Output every record again so that it matches the original word for word.

> **GIVEN DATA**
»»

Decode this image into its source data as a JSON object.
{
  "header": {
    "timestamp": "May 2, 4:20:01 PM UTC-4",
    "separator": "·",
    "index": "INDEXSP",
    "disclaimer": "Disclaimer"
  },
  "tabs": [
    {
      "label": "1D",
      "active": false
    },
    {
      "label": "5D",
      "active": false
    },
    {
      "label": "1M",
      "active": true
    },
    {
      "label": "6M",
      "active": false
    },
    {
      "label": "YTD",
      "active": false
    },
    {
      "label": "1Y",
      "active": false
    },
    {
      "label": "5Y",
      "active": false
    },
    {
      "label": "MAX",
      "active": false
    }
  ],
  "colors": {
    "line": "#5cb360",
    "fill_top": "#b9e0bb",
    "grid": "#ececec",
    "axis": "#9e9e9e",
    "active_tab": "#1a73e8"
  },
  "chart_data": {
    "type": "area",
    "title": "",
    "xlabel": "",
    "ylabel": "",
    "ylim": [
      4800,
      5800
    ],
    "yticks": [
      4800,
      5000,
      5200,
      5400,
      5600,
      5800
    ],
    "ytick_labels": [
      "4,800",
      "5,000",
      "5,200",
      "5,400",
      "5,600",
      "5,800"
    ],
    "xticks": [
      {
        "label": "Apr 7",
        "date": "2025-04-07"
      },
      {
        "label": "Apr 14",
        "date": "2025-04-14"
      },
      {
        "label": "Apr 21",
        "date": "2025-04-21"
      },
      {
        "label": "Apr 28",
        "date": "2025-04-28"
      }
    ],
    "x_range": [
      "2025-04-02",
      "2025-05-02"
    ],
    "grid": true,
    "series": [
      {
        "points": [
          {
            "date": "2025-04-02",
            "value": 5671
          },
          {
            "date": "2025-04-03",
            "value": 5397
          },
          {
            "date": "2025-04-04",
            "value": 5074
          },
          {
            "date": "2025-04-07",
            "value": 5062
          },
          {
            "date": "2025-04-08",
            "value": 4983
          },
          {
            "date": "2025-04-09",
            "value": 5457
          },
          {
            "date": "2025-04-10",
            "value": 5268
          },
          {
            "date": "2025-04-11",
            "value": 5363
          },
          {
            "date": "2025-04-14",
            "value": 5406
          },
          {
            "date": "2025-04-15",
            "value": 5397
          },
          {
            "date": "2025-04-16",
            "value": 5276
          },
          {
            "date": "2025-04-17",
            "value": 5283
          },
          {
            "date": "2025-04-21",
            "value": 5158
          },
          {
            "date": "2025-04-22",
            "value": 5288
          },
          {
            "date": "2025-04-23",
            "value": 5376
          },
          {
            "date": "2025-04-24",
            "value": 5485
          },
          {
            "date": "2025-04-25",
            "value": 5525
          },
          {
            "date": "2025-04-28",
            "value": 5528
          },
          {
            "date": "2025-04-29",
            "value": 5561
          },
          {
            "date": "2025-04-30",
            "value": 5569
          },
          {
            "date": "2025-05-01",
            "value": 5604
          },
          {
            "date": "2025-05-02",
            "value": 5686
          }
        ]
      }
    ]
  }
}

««

> **ANSWER FOR THIS EXERCISE**
Decode this image into its source data as a JSON object.
{
  "header": {
    "timestamp": "May 2, 4:20:01 PM UTC-4",
    "separator": "·",
    "index": "INDEXSP",
    "disclaimer": "Disclaimer"
  },
  "tabs": [
    {
      "label": "1D",
      "active": false
    },
    {
      "label": "5D",
      "active": false
    },
    {
      "label": "1M",
      "active": true
    },
    {
      "label": "6M",
      "active": false
    },
    {
      "label": "YTD",
      "active": false
    },
    {
      "label": "1Y",
      "active": false
    },
    {
      "label": "5Y",
      "active": false
    },
    {
      "label": "MAX",
      "active": false
    }
  ],
  "colors": {
    "line": "#5cb360",
    "fill_top": "#b9e0bb",
    "grid": "#ececec",
    "axis": "#9e9e9e",
    "active_tab": "#1a73e8"
  },
  "chart_data": {
    "type": "area",
    "title": "",
    "xlabel": "",
    "ylabel": "",
    "ylim": [
      4800,
      5800
    ],
    "yticks": [
      4800,
      5000,
      5200,
      5400,
      5600,
      5800
    ],
    "ytick_labels": [
      "4,800",
      "5,000",
      "5,200",
      "5,400",
      "5,600",
      "5,800"
    ],
    "xticks": [
      {
        "label": "Apr 7",
        "date": "2025-04-07"
      },
      {
        "label": "Apr 14",
        "date": "2025-04-14"
      },
      {
        "label": "Apr 21",
        "date": "2025-04-21"
      },
      {
        "label": "Apr 28",
        "date": "2025-04-28"
      }
    ],
    "x_range": [
      "2025-04-02",
      "2025-05-02"
    ],
    "grid": true,
    "series": [
      {
        "points": [
          {
            "date": "2025-04-02",
            "value": 5671
          },
          {
            "date": "2025-04-03",
            "value": 5397
          },
          {
            "date": "2025-04-04",
            "value": 5074
          },
          {
            "date": "2025-04-07",
            "value": 5062
          },
          {
            "date": "2025-04-08",
            "value": 4983
          },
          {
            "date": "2025-04-09",
            "value": 5457
          },
          {
            "date": "2025-04-10",
            "value": 5268
          },
          {
            "date": "2025-04-11",
            "value": 5363
          },
          {
            "date": "2025-04-14",
            "value": 5406
          },
          {
            "date": "2025-04-15",
            "value": 5397
          },
          {
            "date": "2025-04-16",
            "value": 5276
          },
          {
            "date": "2025-04-17",
            "value": 5283
          },
          {
            "date": "2025-04-21",
            "value": 5158
          },
          {
            "date": "2025-04-22",
            "value": 5288
          },
          {
            "date": "2025-04-23",
            "value": 5376
          },
          {
            "date": "2025-04-24",
            "value": 5485
          },
          {
            "date": "2025-04-25",
            "value": 5525
          },
          {
            "date": "2025-04-28",
            "value": 5528
          },
          {
            "date": "2025-04-29",
            "value": 5561
          },
          {
            "date": "2025-04-30",
            "value": 5569
          },
          {
            "date": "2025-05-01",
            "value": 5604
          },
          {
            "date": "2025-05-02",
            "value": 5686
          }
        ]
      }
    ]
  }
}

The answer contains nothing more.